[Web page and app entries]
*-*-*
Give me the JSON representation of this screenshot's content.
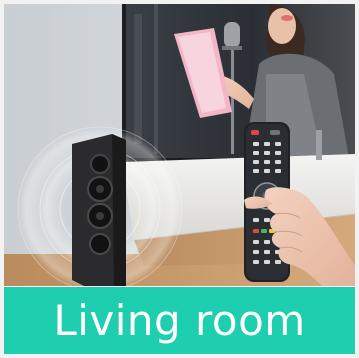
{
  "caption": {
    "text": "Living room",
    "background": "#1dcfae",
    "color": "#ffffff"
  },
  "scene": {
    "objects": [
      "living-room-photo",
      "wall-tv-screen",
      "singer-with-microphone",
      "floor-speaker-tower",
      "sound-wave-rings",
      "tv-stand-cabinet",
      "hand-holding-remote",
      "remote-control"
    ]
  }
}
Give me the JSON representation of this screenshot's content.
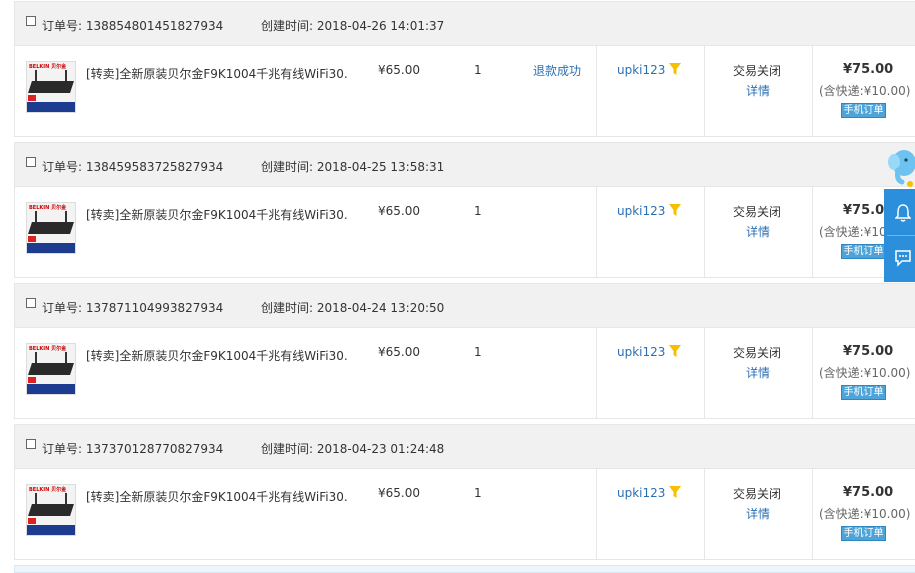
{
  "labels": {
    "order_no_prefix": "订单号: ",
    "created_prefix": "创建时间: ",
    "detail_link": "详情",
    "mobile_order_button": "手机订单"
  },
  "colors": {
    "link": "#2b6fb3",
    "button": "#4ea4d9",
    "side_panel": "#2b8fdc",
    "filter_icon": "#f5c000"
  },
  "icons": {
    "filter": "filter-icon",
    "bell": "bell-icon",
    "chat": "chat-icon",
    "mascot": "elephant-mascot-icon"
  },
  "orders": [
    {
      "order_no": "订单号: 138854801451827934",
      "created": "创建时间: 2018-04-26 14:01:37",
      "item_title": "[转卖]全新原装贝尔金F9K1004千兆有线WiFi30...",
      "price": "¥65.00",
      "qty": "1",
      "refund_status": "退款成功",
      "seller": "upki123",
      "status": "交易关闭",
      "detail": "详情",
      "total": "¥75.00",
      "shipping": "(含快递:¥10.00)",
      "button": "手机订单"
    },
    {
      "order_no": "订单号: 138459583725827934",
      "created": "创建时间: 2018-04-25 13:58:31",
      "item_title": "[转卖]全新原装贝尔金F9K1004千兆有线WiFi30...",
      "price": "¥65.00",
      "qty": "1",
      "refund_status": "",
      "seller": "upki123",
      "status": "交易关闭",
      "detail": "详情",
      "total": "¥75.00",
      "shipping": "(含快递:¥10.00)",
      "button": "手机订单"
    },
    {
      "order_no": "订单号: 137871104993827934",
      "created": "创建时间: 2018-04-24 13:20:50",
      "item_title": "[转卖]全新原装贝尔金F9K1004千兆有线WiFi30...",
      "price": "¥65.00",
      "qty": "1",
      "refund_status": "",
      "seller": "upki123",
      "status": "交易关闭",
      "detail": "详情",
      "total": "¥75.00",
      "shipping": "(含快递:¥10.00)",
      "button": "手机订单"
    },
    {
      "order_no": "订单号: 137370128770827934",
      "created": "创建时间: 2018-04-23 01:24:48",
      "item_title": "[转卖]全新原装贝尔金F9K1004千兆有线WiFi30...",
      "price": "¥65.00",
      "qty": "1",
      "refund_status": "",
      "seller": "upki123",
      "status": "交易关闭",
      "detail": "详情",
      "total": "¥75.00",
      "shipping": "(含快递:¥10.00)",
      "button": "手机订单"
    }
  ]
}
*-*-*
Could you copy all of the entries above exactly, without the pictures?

Result of this task:
Give me the JSON representation of this screenshot's content.
{
  "caption": {
    "text": "Living room",
    "background": "#1dcfae",
    "color": "#ffffff"
  },
  "scene": {
    "objects": [
      "living-room-photo",
      "wall-tv-screen",
      "singer-with-microphone",
      "floor-speaker-tower",
      "sound-wave-rings",
      "tv-stand-cabinet",
      "hand-holding-remote",
      "remote-control"
    ]
  }
}
Give me the JSON representation of this screenshot's content.
{
  "labels": {
    "order_no_prefix": "订单号: ",
    "created_prefix": "创建时间: ",
    "detail_link": "详情",
    "mobile_order_button": "手机订单"
  },
  "colors": {
    "link": "#2b6fb3",
    "button": "#4ea4d9",
    "side_panel": "#2b8fdc",
    "filter_icon": "#f5c000"
  },
  "icons": {
    "filter": "filter-icon",
    "bell": "bell-icon",
    "chat": "chat-icon",
    "mascot": "elephant-mascot-icon"
  },
  "orders": [
    {
      "order_no": "订单号: 138854801451827934",
      "created": "创建时间: 2018-04-26 14:01:37",
      "item_title": "[转卖]全新原装贝尔金F9K1004千兆有线WiFi30...",
      "price": "¥65.00",
      "qty": "1",
      "refund_status": "退款成功",
      "seller": "upki123",
      "status": "交易关闭",
      "detail": "详情",
      "total": "¥75.00",
      "shipping": "(含快递:¥10.00)",
      "button": "手机订单"
    },
    {
      "order_no": "订单号: 138459583725827934",
      "created": "创建时间: 2018-04-25 13:58:31",
      "item_title": "[转卖]全新原装贝尔金F9K1004千兆有线WiFi30...",
      "price": "¥65.00",
      "qty": "1",
      "refund_status": "",
      "seller": "upki123",
      "status": "交易关闭",
      "detail": "详情",
      "total": "¥75.00",
      "shipping": "(含快递:¥10.00)",
      "button": "手机订单"
    },
    {
      "order_no": "订单号: 137871104993827934",
      "created": "创建时间: 2018-04-24 13:20:50",
      "item_title": "[转卖]全新原装贝尔金F9K1004千兆有线WiFi30...",
      "price": "¥65.00",
      "qty": "1",
      "refund_status": "",
      "seller": "upki123",
      "status": "交易关闭",
      "detail": "详情",
      "total": "¥75.00",
      "shipping": "(含快递:¥10.00)",
      "button": "手机订单"
    },
    {
      "order_no": "订单号: 137370128770827934",
      "created": "创建时间: 2018-04-23 01:24:48",
      "item_title": "[转卖]全新原装贝尔金F9K1004千兆有线WiFi30...",
      "price": "¥65.00",
      "qty": "1",
      "refund_status": "",
      "seller": "upki123",
      "status": "交易关闭",
      "detail": "详情",
      "total": "¥75.00",
      "shipping": "(含快递:¥10.00)",
      "button": "手机订单"
    }
  ]
}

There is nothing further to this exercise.